Really, Scherzo is about what would happen if you took the opening episode of The Mind Robber, removed the clunky robots, and turned up the brightness. It’s a story that could never work on TV precisely because it relies on its characters being unable to actually see anything, at least until the final chapter. It’s also a showcase for the Eighth Doctor’s nastier side: he spends much of the first half being actively hostile towards Charley, who cannot understand why her dearest friend harbours such resentment at her decision to follow him. “You silly, silly girl,” he sneers at the incredulous adventuress. “Do you think I want you here?” The distraught Charley finds her words falling on deaf ears. “But I love you,” she pleads, to which the Doctor’s response is “So what?” Rassilon may have purged the demon from the Time Lord’s soul, but the aftershock remains.
The only thing that lets it down is the romantic element. It’s always awkward when the Doctor tells someone he loves them (Davies was, at least, sensible enough to keep Tennant’s declarations chiefly unsaid) but in this particular story, love is a key theme and the Doctor and Charley have lengthy exchanges about it. It explains the Doctor’s grumpiness and Charley’s devotion – or perhaps that should be foolishness – in following him where he made her promise not to go, but as central as it is to the way the story unfolds, it’s frankly excruciating to listen to.
There’s an awful lot been written about that, in more time than we have today. So here’s an executive summary: yes, it fits with the Eighth Doctor’s romantic persona, and yes, it drives the narrative, and yes, it enables Fisher and McGann to flex their acting muscles. It’s just it jars somehow, a scene that Shearman writes to the best of his ability (which is to say, very well indeed), but which you wish wasn’t there.
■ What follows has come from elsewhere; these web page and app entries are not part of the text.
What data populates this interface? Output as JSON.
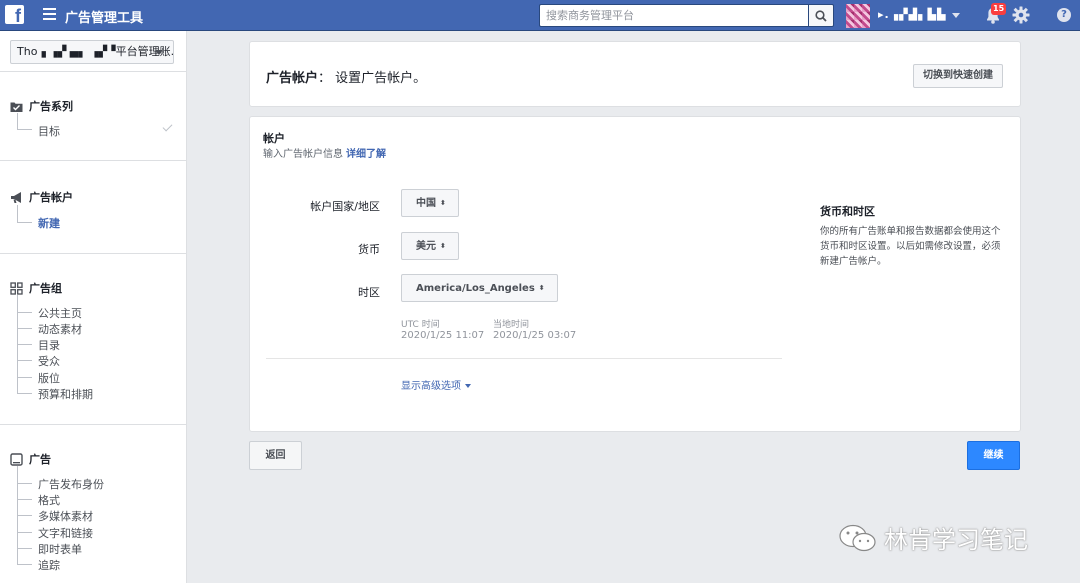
{
  "topbar": {
    "logo": "f",
    "title": "广告管理工具",
    "search_placeholder": "搜索商务管理平台",
    "user_name": "▸.▗▞▟▖▙▙",
    "notification_count": "15",
    "help": "?"
  },
  "sidebar": {
    "account_select": "Tho▗ ▗▞ ▄▖ ▗▞▝平台管理账...",
    "campaign": {
      "title": "广告系列",
      "items": [
        "目标"
      ]
    },
    "adaccount": {
      "title": "广告帐户",
      "items": [
        "新建"
      ]
    },
    "adset": {
      "title": "广告组",
      "items": [
        "公共主页",
        "动态素材",
        "目录",
        "受众",
        "版位",
        "预算和排期"
      ]
    },
    "ad": {
      "title": "广告",
      "items": [
        "广告发布身份",
        "格式",
        "多媒体素材",
        "文字和链接",
        "即时表单",
        "追踪"
      ]
    }
  },
  "header_panel": {
    "title_bold": "广告帐户",
    "title_rest": "： 设置广告帐户。",
    "switch_button": "切换到快速创建"
  },
  "account_panel": {
    "title": "帐户",
    "subtitle": "输入广告帐户信息",
    "learn_more": "详细了解",
    "country_label": "帐户国家/地区",
    "country_value": "中国",
    "currency_label": "货币",
    "currency_value": "美元",
    "timezone_label": "时区",
    "timezone_value": "America/Los_Angeles",
    "utc_caption": "UTC 时间",
    "utc_value": "2020/1/25 11:07",
    "local_caption": "当地时间",
    "local_value": "2020/1/25 03:07",
    "advanced_link": "显示高级选项",
    "info_title": "货币和时区",
    "info_body": "你的所有广告账单和报告数据都会使用这个货币和时区设置。以后如需修改设置，必须新建广告帐户。"
  },
  "footer": {
    "back_button": "返回",
    "continue_button": "继续"
  },
  "watermark": "林肯学习笔记",
  "colors": {
    "brand": "#4267b2",
    "primary_button": "#2d88ff",
    "badge": "#fa3e3e"
  }
}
It calls to mind the Independent’s commentary on Blade Runner: The Director’s Cut, a release that lived up to its name by chewing off the fat, sensibly dispensing with Harrison Ford’s portentous voiceover, and that incongruous happy ending. “In its original form,” they wrote (and yes, I’m paraphrasing), “it was a flawed masterpiece: in this edition it is, quite simply, a masterpiece”. Perhaps it’s down to personal preference as much as anything else, but you wonder how Scherzo would run as a straight horror, with the psychological elements and love story toned down, or at least kept to that initial, bristly exchange.
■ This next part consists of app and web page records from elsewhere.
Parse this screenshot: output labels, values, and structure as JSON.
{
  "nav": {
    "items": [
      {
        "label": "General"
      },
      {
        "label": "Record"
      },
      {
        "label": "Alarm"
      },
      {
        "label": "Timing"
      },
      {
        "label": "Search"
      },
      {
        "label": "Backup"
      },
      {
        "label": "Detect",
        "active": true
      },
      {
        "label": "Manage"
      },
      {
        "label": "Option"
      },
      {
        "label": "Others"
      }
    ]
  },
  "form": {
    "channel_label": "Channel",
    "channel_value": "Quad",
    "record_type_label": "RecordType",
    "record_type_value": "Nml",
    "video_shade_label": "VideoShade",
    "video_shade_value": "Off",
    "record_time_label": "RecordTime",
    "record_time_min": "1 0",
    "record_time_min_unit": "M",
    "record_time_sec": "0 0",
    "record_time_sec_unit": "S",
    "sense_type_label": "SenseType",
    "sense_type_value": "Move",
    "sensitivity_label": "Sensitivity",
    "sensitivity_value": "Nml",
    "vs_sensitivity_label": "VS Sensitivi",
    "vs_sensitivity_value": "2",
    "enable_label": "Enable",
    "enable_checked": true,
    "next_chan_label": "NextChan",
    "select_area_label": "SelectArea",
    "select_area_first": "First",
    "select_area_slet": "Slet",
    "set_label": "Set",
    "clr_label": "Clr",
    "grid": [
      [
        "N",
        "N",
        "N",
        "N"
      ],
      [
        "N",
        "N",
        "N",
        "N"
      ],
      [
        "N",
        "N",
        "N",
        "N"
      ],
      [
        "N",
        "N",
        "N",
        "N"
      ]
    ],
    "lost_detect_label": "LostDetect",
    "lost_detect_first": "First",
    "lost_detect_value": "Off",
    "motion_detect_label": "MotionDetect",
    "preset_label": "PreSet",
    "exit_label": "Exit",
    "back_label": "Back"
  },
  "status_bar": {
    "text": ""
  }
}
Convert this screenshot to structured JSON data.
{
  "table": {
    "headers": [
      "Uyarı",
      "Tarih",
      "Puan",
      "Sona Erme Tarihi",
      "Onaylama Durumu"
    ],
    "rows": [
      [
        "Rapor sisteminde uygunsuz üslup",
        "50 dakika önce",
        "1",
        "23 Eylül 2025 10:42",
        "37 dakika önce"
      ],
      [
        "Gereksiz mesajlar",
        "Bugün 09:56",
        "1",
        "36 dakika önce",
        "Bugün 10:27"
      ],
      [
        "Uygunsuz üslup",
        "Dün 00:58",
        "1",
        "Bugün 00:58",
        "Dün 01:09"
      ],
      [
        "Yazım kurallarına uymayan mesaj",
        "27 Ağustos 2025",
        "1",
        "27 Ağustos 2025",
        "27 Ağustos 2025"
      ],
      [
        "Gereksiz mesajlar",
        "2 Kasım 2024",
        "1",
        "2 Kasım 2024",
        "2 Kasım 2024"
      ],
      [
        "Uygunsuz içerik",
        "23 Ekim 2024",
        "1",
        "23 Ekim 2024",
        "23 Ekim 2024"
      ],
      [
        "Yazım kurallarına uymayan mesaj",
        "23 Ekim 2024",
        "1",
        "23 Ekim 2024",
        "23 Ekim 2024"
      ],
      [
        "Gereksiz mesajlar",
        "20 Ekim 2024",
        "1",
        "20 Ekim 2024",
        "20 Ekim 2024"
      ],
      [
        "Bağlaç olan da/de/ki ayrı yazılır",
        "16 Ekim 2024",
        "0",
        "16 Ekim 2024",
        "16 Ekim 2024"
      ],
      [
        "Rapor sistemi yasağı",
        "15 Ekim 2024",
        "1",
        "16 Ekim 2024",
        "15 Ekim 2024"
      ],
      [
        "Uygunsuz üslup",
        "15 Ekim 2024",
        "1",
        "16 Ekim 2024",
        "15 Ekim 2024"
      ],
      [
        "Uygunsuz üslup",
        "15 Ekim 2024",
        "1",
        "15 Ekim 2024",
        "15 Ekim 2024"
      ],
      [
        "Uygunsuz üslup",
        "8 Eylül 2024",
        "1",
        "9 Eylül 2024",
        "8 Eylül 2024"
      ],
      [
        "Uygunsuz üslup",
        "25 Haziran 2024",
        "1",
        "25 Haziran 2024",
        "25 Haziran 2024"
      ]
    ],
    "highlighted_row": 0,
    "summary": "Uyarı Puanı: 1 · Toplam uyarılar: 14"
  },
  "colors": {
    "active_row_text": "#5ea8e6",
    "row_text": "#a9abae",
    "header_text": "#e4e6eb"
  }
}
Perhaps we’re nitpicking. This is, without a doubt, one of the most ambitious pieces Gary Russell’s ever produced, paradoxically because it is so scaled down: when the gloss is stripped away the harsh bright light of scrutiny shines down on what is left, like the whiteness of the TARDIS factory settings or, in this instance, the impenetrable light of the tube. Notwithstanding its role as an interconnecting narrative, the uneasy charm of this particular tale is in that sense of self-contained wholeness, like the tube that Charley and the Doctor wander around for what seems like an eternity: it stands alone and manages to be self-contained in spite (or perhaps even because of) the stories that bookend it. By turns mournful, elegiac, and downright scary, its minimalism renders it one of the most complete entries in the Doctor Who audio canon, worth a slot in anyone’s top ten if only for all the things it gets right; in that respect its flaws may, perhaps, be quietly overlooked, and perhaps the word ‘almost’ can be dropped from the top of the page.
Still can’t quite figure out why it’s called Scherzo, of course, but we’ll let that one go.
The Almost Brilliance of Scherzo
Robert Shearman is the best writer Doctor Who ever had.